The Benefits of Being Unemployed
Views like that can be the norm on a Monday afternoon. :-)
After this past week, I’m no longer at Mashery. I worked with some great and unbelievably talented people there, but it was time to move on. I don’t have anything particular lined up just yet, but I’ve got a few things in the works. If you know of anyone needing a crack PHP guy, leave me a comment.
Right now, I would love to find a company (or just person if someone’s got the money and a love of open source) that’s interested in seeing how far a rapid application development framework like Pipes can be pushed in the PHP community. This past weekend I got v0.1 of it out and I’m really pushing to get v0.2 out soon as that’ll have most of the major pieces I need in my development work: code generation, AJAX, relationship handling, and some basic user authentication.
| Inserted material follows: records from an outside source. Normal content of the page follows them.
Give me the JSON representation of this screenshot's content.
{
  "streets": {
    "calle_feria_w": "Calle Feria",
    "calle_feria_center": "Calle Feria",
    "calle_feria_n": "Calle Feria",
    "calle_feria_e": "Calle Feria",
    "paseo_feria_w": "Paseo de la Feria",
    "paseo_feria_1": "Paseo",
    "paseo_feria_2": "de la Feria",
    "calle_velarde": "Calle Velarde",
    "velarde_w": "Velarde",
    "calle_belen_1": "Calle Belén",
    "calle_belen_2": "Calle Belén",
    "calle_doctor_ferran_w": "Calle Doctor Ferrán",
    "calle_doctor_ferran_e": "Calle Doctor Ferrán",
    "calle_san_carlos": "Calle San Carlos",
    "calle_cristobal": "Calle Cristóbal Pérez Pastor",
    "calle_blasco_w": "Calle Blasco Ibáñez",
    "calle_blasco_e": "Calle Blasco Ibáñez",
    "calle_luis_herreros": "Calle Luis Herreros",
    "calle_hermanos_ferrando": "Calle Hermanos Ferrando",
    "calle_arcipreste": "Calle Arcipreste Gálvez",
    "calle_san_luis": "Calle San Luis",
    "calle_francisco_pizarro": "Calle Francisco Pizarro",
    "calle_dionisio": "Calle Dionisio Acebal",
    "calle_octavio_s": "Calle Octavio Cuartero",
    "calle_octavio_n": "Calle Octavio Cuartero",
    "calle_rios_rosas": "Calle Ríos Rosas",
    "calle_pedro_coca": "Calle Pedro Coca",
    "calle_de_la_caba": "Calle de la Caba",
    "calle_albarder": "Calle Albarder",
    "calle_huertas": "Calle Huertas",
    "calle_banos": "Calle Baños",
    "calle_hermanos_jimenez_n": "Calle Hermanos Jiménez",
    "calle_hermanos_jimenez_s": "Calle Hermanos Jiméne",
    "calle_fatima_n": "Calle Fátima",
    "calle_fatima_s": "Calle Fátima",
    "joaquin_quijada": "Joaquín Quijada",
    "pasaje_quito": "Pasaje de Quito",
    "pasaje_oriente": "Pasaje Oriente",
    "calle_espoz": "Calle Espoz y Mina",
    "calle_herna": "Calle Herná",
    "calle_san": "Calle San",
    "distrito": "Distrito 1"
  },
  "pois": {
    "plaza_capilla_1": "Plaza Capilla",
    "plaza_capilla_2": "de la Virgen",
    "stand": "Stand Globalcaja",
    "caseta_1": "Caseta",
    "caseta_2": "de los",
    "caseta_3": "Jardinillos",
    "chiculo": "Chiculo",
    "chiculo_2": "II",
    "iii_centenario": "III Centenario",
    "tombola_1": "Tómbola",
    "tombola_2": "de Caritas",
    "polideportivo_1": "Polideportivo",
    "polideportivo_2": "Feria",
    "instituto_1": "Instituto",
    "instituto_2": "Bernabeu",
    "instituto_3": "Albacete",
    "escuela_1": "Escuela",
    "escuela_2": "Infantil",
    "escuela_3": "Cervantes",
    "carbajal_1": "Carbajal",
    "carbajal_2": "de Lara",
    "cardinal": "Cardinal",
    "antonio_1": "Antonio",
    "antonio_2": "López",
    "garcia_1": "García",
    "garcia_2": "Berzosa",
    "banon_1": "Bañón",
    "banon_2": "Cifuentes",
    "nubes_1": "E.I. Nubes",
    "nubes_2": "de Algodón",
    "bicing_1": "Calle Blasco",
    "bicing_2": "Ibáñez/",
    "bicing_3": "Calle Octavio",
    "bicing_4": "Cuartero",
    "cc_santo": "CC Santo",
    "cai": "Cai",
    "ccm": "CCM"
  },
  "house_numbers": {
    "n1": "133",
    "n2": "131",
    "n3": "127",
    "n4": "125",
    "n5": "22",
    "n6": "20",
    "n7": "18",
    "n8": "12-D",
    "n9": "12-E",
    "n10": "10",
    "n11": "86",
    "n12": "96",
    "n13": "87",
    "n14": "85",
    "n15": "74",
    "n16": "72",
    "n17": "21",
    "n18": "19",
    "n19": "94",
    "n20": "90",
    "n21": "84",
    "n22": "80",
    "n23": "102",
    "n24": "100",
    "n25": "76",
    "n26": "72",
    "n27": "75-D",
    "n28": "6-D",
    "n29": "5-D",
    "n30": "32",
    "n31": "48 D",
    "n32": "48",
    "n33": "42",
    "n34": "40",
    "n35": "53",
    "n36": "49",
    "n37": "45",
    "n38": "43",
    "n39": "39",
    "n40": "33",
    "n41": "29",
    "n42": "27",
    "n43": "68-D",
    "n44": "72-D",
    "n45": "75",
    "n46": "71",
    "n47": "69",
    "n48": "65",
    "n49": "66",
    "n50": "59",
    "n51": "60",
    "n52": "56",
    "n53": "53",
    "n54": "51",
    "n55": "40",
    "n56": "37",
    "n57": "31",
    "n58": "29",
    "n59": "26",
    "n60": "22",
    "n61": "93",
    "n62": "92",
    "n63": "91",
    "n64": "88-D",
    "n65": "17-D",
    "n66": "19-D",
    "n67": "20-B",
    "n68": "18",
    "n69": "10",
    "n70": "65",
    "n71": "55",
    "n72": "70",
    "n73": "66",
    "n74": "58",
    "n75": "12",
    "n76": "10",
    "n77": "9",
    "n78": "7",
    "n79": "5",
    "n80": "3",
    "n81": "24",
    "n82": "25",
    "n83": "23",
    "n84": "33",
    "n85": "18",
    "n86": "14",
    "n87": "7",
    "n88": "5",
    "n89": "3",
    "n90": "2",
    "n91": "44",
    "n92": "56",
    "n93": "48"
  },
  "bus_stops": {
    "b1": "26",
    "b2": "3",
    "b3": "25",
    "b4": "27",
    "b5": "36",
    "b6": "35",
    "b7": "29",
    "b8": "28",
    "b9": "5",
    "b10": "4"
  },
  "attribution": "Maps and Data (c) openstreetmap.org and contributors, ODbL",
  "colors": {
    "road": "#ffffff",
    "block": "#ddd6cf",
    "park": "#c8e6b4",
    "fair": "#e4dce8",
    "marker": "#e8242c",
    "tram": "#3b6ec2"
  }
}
Another thing that’s been floating around in the back of my head is a web-based cycling training tool. There’s several really good tools that are all PC based, and then there’s tools like MotionBased that are great for casual tracking and some bling, but nothing that’s a powerful training tool. There’s some great opportunities there as training in its most basic form is pretty straight forward: apply these rules for managing how you’re going to ride today based on what your goals and timelines are for the rest of the season. It seems like that knowledge could distilled with some very basic algorithms to provide rudimentary instructions to people who want to “train”, but don’t want to have a super rigid schedule. It could also be taken to the next level with some of the power stuff that Dave’s been working on to give you a “do this today for this long and this hard” kind of instructions for those wanting something more complex.
Anyhow… That’s where I’m at. My legs are completely dead now though. Monday’s ride was preceded by a morning at the gyms doing leg weights. Yeah, real smart, eh? 45 minutes of some pretty intense leg weights followed by two and a half hours that was practically straight up for the first hour and a half.